Culture watch: who am I?
From ancient times, people have worn badges that identify them with their ethnicity, religion, or social status. These identifiers may be garments, hairstyles (including styles of beard or moustache), or jewellery. Think Muslim scarves, monks' tonsures, Sikh bangles.
We who live in liberal societies may delude ourselves that we have no such badges, but that would be a mistake. We may not be consciously aware of displaying badges of identity, but we display them all the same. Think Nike shoes (status), multiple ear and face rings (rebellion?), or open shirt buttons (freedom?) In some societies, this would be seen as an unacceptable state of undress).

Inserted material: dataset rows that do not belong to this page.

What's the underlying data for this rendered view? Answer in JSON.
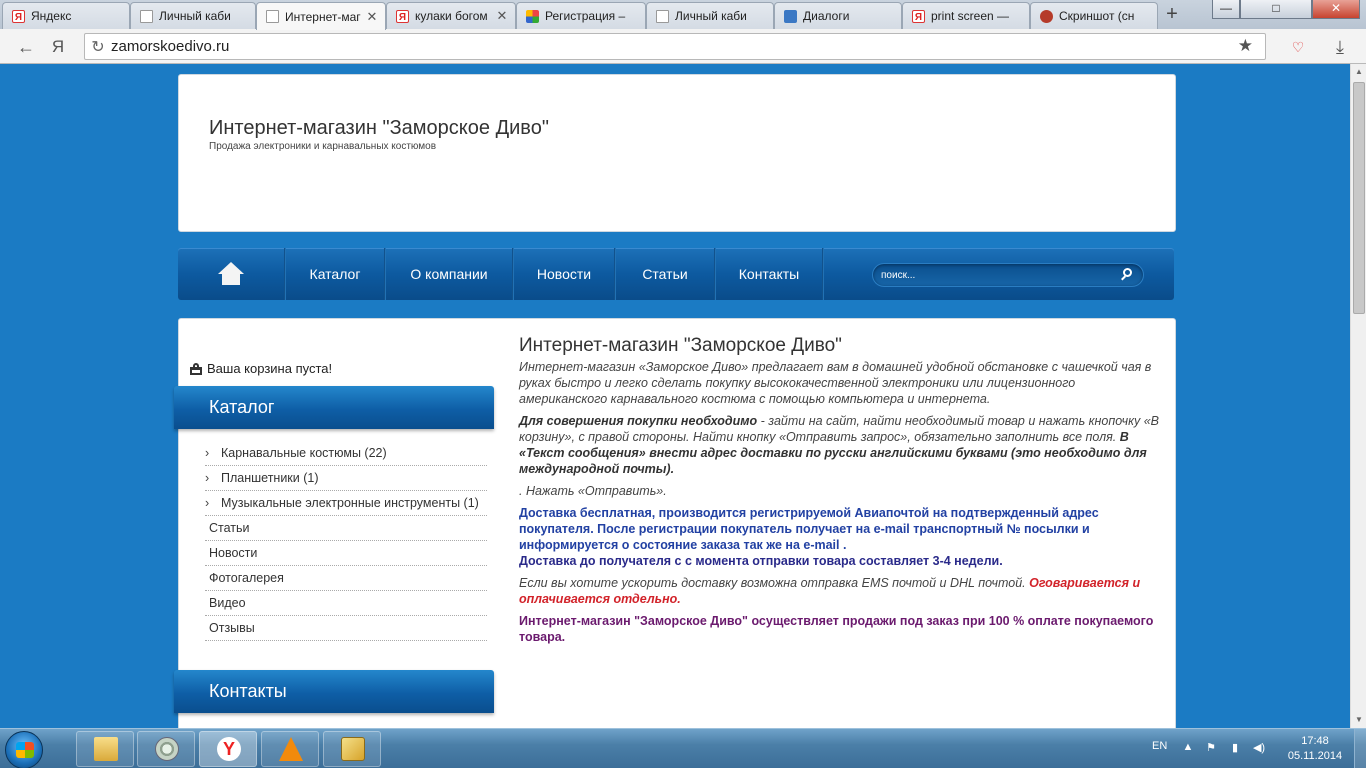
{
  "browser": {
    "tabs": [
      {
        "label": "Яндекс",
        "favicon": "yandex-icon",
        "active": false
      },
      {
        "label": "Личный каби",
        "favicon": "page-icon",
        "active": false
      },
      {
        "label": "Интернет-маг",
        "favicon": "page-icon",
        "active": true
      },
      {
        "label": "кулаки богом",
        "favicon": "yandex-icon",
        "active": false
      },
      {
        "label": "Регистрация –",
        "favicon": "registration-icon",
        "active": false
      },
      {
        "label": "Личный каби",
        "favicon": "page-icon",
        "active": false
      },
      {
        "label": "Диалоги",
        "favicon": "dialogs-icon",
        "active": false
      },
      {
        "label": "print screen —",
        "favicon": "yandex-icon",
        "active": false
      },
      {
        "label": "Скриншот (сн",
        "favicon": "screenshot-icon",
        "active": false
      }
    ],
    "new_tab": "+",
    "url": "zamorskoedivo.ru",
    "yandex_button": "Я",
    "window_controls": {
      "minimize": "—",
      "maximize": "□",
      "close": "✕"
    }
  },
  "site": {
    "title": "Интернет-магазин \"Заморское Диво\"",
    "subtitle": "Продажа электроники и карнавальных костюмов"
  },
  "nav": {
    "items": [
      "Каталог",
      "О компании",
      "Новости",
      "Статьи",
      "Контакты"
    ],
    "search_placeholder": "поиск..."
  },
  "sidebar": {
    "cart_text": "Ваша корзина пуста!",
    "catalog_header": "Каталог",
    "catalog_sub": [
      "Карнавальные костюмы (22)",
      "Планшетники (1)",
      "Музыкальные электронные инструменты (1)"
    ],
    "catalog_top": [
      "Статьи",
      "Новости",
      "Фотогалерея",
      "Видео",
      "Отзывы"
    ],
    "contacts_header": "Контакты"
  },
  "content": {
    "title": "Интернет-магазин \"Заморское Диво\"",
    "intro": "Интернет-магазин «Заморское Диво» предлагает вам в домашней удобной обстановке с чашечкой чая в руках быстро и легко сделать покупку высококачественной электроники или лицензионного американского карнавального костюма с помощью компьютера и интернета.",
    "howto_bold": "Для совершения покупки необходимо",
    "howto_text": " - зайти на сайт, найти необходимый товар и нажать кнопочку «В корзину», с правой стороны.  Найти  кнопку «Отправить запрос», обязательно заполнить все поля. ",
    "howto_bold2": "В «Текст сообщения» внести адрес доставки  по русски английскими буквами (это необходимо для международной почты).",
    "howto_end": ". Нажать «Отправить».",
    "delivery": "Доставка бесплатная,  производится регистрируемой Авиапочтой на подтвержденный адрес покупателя.  После регистрации покупатель получает на  e-mail  транспортный № посылки и информируется  о состояние заказа так же на  e-mail .",
    "delivery_time": "Доставка до получателя с  с момента отправки товара составляет  3-4 недели.",
    "ems_text": "Если вы хотите ускорить доставку возможна отправка EMS почтой  и DHL почтой. ",
    "ems_red": "Оговаривается и оплачивается отдельно.",
    "prepay": "Интернет-магазин \"Заморское Диво\" осуществляет продажи под заказ при 100 % оплате покупаемого товара."
  },
  "taskbar": {
    "apps": [
      "explorer-icon",
      "chrome-icon",
      "yandex-browser-icon",
      "vlc-icon",
      "archive-icon"
    ],
    "lang": "EN",
    "time": "17:48",
    "date": "05.11.2014"
  },
  "colors": {
    "page_bg": "#1b7bc4",
    "nav_bg": "#0d5aa0",
    "blue_text": "#2241a3",
    "red_text": "#d2232a",
    "purple_text": "#6b1a6e"
  }
}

In today's cosmopolitan world, the badges of identity are becoming mixed and mingled in fascinating ways. Burquas may be worn with Nikes, and baseball caps with...well, you get the idea.
The other day on the train, I sat behind a middle-aged man whose identity badges seemed to me to clash. First there were the silver filigree earrings he wore in both ears and on his eyebrows. Then, flowing from the hole in the back of his baseball cap was a mane of wavy auburn hair that any woman would envy. In the distant days when I came of age, long hair on a man was a badge of rebellion against the consumer society, a signal of belongingness with the youth who espoused making love not war. Long hair supported peace and flower power.
Times change though, and the teens and twenty-somethings who used to say "never trust anyone over thirty" aged and hauled in their horns. As thirty-somethings, they no longer identified with the same badges. Eventually, the longhairs who clung onto their ragged jeans and tie-dyed t-shirts into middle age were dismissed as refugees from the sixties. They were discounted by others of their generation as people who had been unable to move on.
To get back to the outfit of my fellow commuter, it seemed to me that his clothing clashed with his face and hair, for he was dressed in standard black motor cycle leathers, marked with the Harley Davidson brand. He wore heavy boots on his feet.
As an outfit, this get-up displayed a high level of creativity; I was further surprised when he turned to look out the window and I caught a glimpse of a well-trimmed moustache that covered only the central portion of his upper lip, and a neat goatee below clean-shaven cheeks.
As a visual cue to signal his status and sub-culture affiliation, this outfit and hairdo left me guessing. A biker with soft hair and a soft heart? Or just someone who doesn't want to be categorized, and so chooses to mix his badges to keep people guessing.